Among the lines of the records below, copy those that hold the word "Envelope".

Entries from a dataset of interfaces
=====

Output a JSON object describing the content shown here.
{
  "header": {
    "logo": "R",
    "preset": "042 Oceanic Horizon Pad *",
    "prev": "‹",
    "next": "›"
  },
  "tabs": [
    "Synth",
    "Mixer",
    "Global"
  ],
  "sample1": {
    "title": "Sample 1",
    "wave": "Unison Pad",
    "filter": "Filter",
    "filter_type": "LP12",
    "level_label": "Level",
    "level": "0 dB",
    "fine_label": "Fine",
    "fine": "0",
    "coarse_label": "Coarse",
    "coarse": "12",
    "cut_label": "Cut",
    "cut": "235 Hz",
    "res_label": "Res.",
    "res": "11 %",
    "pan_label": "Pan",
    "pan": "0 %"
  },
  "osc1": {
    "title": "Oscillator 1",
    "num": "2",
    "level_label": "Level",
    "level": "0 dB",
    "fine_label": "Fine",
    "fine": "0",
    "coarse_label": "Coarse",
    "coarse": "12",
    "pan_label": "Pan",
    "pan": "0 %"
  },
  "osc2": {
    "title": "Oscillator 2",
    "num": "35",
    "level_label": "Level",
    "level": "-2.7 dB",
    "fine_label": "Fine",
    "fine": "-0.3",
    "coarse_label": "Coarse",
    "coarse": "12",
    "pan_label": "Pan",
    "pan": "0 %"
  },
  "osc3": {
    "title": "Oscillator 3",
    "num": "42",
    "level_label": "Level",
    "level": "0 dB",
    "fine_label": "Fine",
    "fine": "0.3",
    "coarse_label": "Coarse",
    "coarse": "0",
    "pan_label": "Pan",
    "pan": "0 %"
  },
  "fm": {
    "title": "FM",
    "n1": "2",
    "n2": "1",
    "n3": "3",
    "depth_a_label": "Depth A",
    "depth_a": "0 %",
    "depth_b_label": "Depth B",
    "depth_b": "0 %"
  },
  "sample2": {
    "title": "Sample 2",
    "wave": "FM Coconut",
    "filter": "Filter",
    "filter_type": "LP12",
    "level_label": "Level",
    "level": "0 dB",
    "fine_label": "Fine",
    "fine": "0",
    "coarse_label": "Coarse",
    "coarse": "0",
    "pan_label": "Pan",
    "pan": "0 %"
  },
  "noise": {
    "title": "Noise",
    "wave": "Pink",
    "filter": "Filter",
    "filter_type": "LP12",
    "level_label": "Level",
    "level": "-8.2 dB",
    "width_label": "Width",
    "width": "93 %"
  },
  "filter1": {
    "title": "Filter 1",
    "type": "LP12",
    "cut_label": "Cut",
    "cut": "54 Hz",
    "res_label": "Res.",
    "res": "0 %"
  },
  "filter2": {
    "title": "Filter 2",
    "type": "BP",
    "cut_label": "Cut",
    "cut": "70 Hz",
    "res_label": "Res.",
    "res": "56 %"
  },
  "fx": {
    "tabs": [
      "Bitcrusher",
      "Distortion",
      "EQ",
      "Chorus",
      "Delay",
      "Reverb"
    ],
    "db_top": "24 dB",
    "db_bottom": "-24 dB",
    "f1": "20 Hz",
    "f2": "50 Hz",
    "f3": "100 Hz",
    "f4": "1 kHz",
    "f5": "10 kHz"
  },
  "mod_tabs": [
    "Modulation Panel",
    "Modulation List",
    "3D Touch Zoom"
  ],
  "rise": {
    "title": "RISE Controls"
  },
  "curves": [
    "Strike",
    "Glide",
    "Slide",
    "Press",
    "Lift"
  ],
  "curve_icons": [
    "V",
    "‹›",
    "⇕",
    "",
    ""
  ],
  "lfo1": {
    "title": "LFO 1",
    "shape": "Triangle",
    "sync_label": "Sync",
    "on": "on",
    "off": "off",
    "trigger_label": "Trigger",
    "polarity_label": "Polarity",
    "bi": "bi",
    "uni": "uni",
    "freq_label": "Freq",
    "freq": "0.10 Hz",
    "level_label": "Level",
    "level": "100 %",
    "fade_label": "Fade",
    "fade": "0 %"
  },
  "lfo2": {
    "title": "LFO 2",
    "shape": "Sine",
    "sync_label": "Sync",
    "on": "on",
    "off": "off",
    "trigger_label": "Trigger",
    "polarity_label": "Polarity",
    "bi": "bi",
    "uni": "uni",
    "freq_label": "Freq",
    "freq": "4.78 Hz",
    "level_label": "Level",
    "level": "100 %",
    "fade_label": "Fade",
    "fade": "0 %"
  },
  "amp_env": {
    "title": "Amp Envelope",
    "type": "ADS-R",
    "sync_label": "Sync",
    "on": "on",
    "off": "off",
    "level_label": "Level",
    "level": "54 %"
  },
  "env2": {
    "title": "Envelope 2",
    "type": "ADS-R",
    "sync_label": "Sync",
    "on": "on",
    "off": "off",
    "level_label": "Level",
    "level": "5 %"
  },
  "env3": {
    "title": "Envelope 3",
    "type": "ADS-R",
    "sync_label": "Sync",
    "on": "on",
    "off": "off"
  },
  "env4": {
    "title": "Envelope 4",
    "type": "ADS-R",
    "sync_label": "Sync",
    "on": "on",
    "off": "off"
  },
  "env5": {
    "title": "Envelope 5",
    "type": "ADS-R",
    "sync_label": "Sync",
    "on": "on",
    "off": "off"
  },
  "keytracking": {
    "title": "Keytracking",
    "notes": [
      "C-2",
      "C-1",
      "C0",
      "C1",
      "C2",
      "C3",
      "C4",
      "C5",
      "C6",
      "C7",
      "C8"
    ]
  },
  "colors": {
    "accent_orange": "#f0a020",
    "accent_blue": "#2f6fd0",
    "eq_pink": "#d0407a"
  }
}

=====

Written response →
    "title": "Amp Envelope",
    "title": "Envelope 2",
    "title": "Envelope 3",
    "title": "Envelope 4",
    "title": "Envelope 5",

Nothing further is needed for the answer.